A power networker, Mr. O’Donnell has made himself a fixture at tech parties in search of the next Mark Zuckerberg, or as it were, the next Margaret. Trouble is, he’s also looking for the next Mrs. O’Donnell.
“For men, if we are single, any single female that we are hanging out with has the potential, at least at first, to be a potential date,” Mr. O’Donnell wrote in 2004 on his popular blog, This Is Going To Be Big. “But for girls, you never really know. You can be doing all of the dating type stuff… showing interest, asking them out, etc… and they’ll seemingly go along with the whole thing, until the point that you’re sitting across from them and you realize, ‘Hey… wait a second… this isn’t a date at all!’”
Business and pleasure often mix in the Silicon Alley startup scene, where investors are known to karaoke with their portfolio companies. By now, everyone knows a pitch and a drink can be one and the same—but what about a pitch and a date? With more women on the tech scene, uncertainty is increasingly common.
“I once scheduled a meeting with someone and it turned out to be a date,” one well-connected female techie told Betabeat. That someone was Mr. O’Donnell. One female founder was “asked out to dinner on the pretense of it being a meeting, but it turned out to be a date” with a local venture capitalist, who followed up with an extended series of flirtatious text messages. That man also turned out to be Mr. O’Donnell. In fact, Mr. O’Donnell’s name came up repeatedly in the course of reporting a more general story about women in tech.

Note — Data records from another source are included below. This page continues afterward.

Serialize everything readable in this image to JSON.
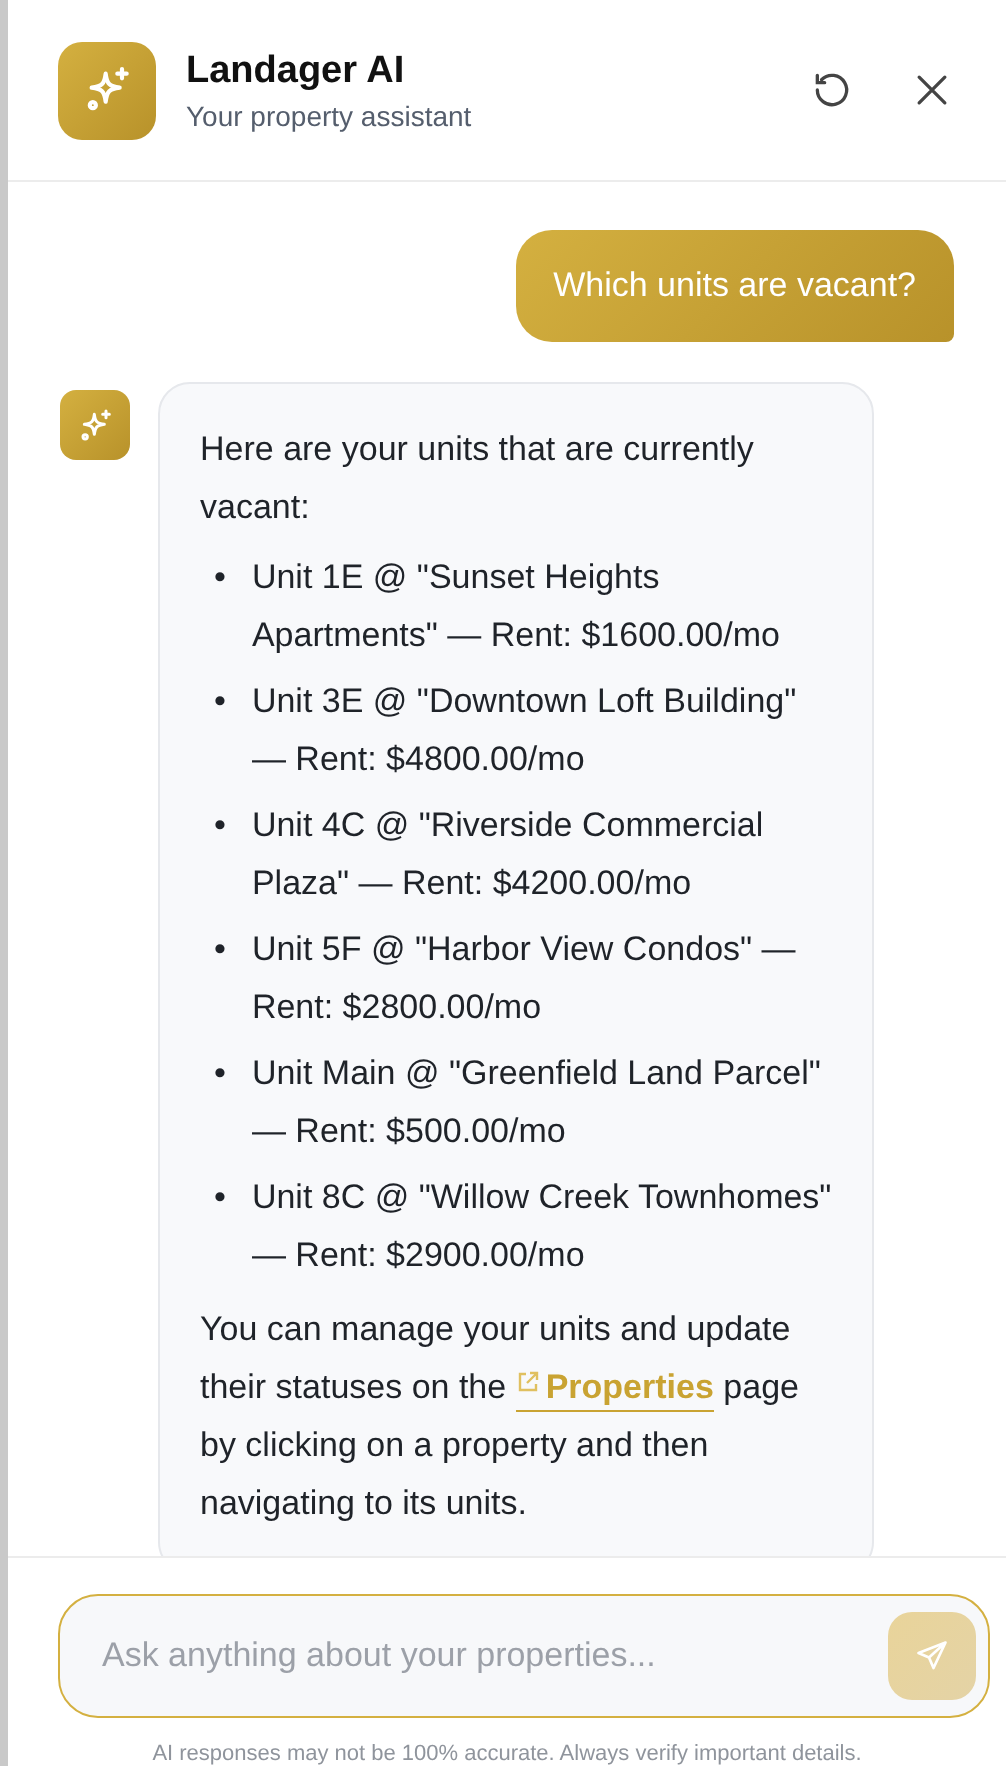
{
  "header": {
    "title": "Landager AI",
    "subtitle": "Your property assistant"
  },
  "messages": [
    {
      "kind": "user",
      "text": "Which units are vacant?"
    },
    {
      "kind": "assistant",
      "intro": "Here are your units that are currently vacant:",
      "items": [
        {
          "bullet": "•",
          "text": "Unit 1E @ \"Sunset Heights Apartments\" — Rent: $1600.00/mo"
        },
        {
          "bullet": "•",
          "text": "Unit 3E @ \"Downtown Loft Building\" — Rent: $4800.00/mo"
        },
        {
          "bullet": "•",
          "text": "Unit 4C @ \"Riverside Commercial Plaza\" — Rent: $4200.00/mo"
        },
        {
          "bullet": "•",
          "text": "Unit 5F @ \"Harbor View Condos\" — Rent: $2800.00/mo"
        },
        {
          "bullet": "•",
          "text": "Unit Main @ \"Greenfield Land Parcel\" — Rent: $500.00/mo"
        },
        {
          "bullet": "•",
          "text": "Unit 8C @ \"Willow Creek Townhomes\" — Rent: $2900.00/mo"
        }
      ],
      "closing": {
        "before": "You can manage your units and update their statuses on the",
        "link": "Properties",
        "after": "page by clicking on a property and then navigating to its units."
      }
    }
  ],
  "composer": {
    "placeholder": "Ask anything about your properties...",
    "send_disabled": true
  },
  "disclaimer": "AI responses may not be 100% accurate. Always verify important details."
}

Even so, there are far more nefarious scoundrels on the scene. Betabeat heard some stories of other investors that sounded like fodder for Mad Men. “I’ve even heard of VCs trying to sleep with their potential female investees,” said one female founder who used to live in New York and now lives in the Bay Area. “Pretty sketchy stuff.” One woman who organizes tech events said she was stalked for years by a consultant who stopped only after her brother intervened; one female founder met with a Silicon Valley investor who followed up with an invitation to his hotel room via a midnight text message—“and he was married!”